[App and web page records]

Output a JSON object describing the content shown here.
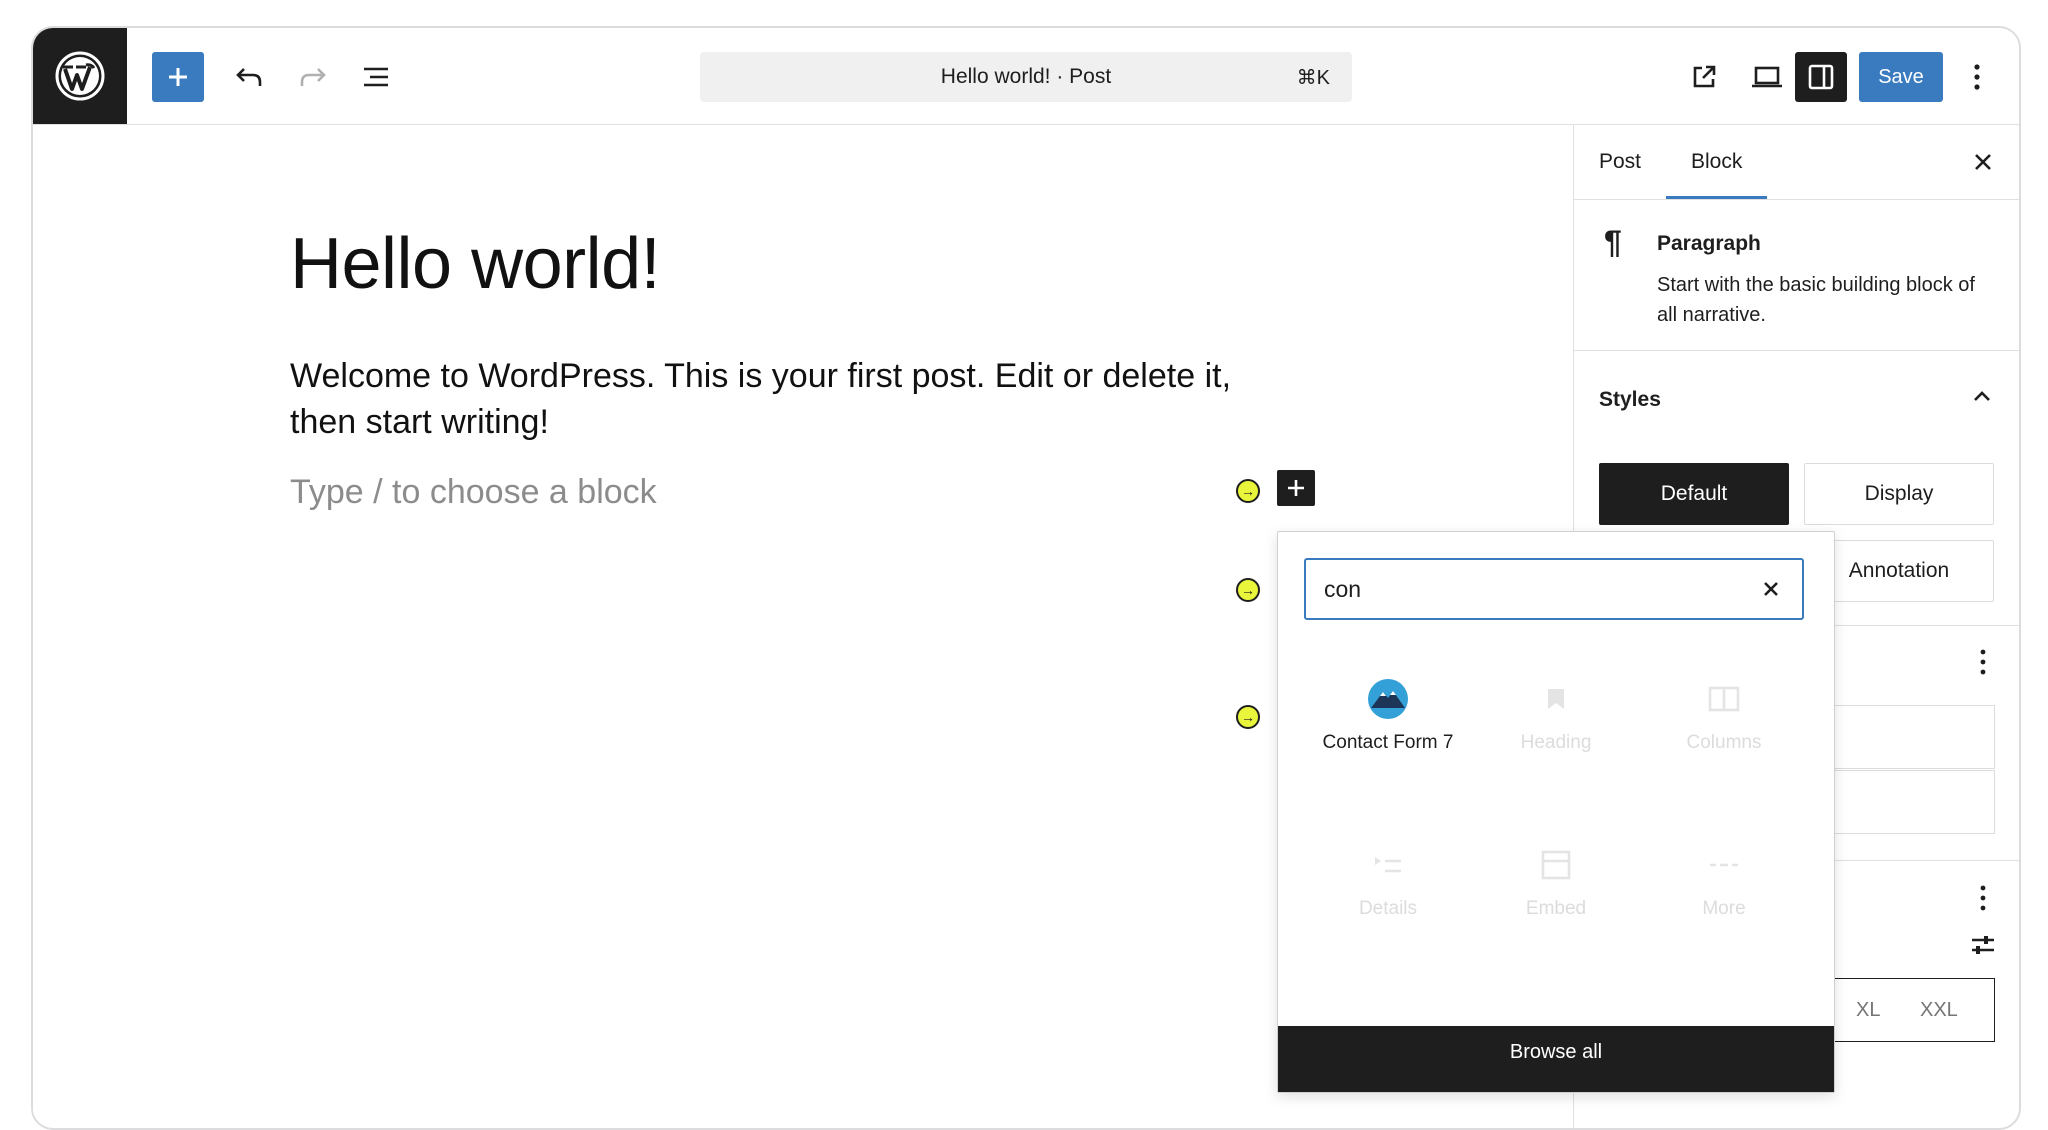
{
  "topbar": {
    "command_bar_title": "Hello world! · Post",
    "command_shortcut": "⌘K",
    "save_label": "Save"
  },
  "editor": {
    "title": "Hello world!",
    "paragraph": "Welcome to WordPress. This is your first post. Edit or delete it, then start writing!",
    "placeholder": "Type / to choose a block"
  },
  "quick_inserter": {
    "search_value": "con",
    "results": [
      {
        "label": "Contact Form 7",
        "icon": "contact-form-7-icon",
        "faded": false
      },
      {
        "label": "Heading",
        "icon": "heading-icon",
        "faded": true
      },
      {
        "label": "Columns",
        "icon": "columns-icon",
        "faded": true
      },
      {
        "label": "Details",
        "icon": "details-icon",
        "faded": true
      },
      {
        "label": "Embed",
        "icon": "embed-icon",
        "faded": true
      },
      {
        "label": "More",
        "icon": "more-icon",
        "faded": true
      }
    ],
    "browse_all_label": "Browse all"
  },
  "sidebar": {
    "tabs": [
      {
        "label": "Post",
        "active": false
      },
      {
        "label": "Block",
        "active": true
      }
    ],
    "block_card": {
      "title": "Paragraph",
      "description": "Start with the basic building block of all narrative."
    },
    "styles": {
      "title": "Styles",
      "options": [
        {
          "label": "Default",
          "selected": true
        },
        {
          "label": "Display",
          "selected": false
        },
        {
          "label": "",
          "selected": false
        },
        {
          "label": "Annotation",
          "selected": false
        }
      ]
    },
    "size_options": [
      "XL",
      "XXL"
    ]
  },
  "colors": {
    "accent": "#3a7bbf",
    "dark": "#1e1e1e",
    "marker": "#e8f53a"
  }
}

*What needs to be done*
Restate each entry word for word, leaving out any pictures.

*Answer for this exercise*
Output a JSON object describing the content shown here.
{
  "topbar": {
    "command_bar_title": "Hello world! · Post",
    "command_shortcut": "⌘K",
    "save_label": "Save"
  },
  "editor": {
    "title": "Hello world!",
    "paragraph": "Welcome to WordPress. This is your first post. Edit or delete it, then start writing!",
    "placeholder": "Type / to choose a block"
  },
  "quick_inserter": {
    "search_value": "con",
    "results": [
      {
        "label": "Contact Form 7",
        "icon": "contact-form-7-icon",
        "faded": false
      },
      {
        "label": "Heading",
        "icon": "heading-icon",
        "faded": true
      },
      {
        "label": "Columns",
        "icon": "columns-icon",
        "faded": true
      },
      {
        "label": "Details",
        "icon": "details-icon",
        "faded": true
      },
      {
        "label": "Embed",
        "icon": "embed-icon",
        "faded": true
      },
      {
        "label": "More",
        "icon": "more-icon",
        "faded": true
      }
    ],
    "browse_all_label": "Browse all"
  },
  "sidebar": {
    "tabs": [
      {
        "label": "Post",
        "active": false
      },
      {
        "label": "Block",
        "active": true
      }
    ],
    "block_card": {
      "title": "Paragraph",
      "description": "Start with the basic building block of all narrative."
    },
    "styles": {
      "title": "Styles",
      "options": [
        {
          "label": "Default",
          "selected": true
        },
        {
          "label": "Display",
          "selected": false
        },
        {
          "label": "",
          "selected": false
        },
        {
          "label": "Annotation",
          "selected": false
        }
      ]
    },
    "size_options": [
      "XL",
      "XXL"
    ]
  },
  "colors": {
    "accent": "#3a7bbf",
    "dark": "#1e1e1e",
    "marker": "#e8f53a"
  }
}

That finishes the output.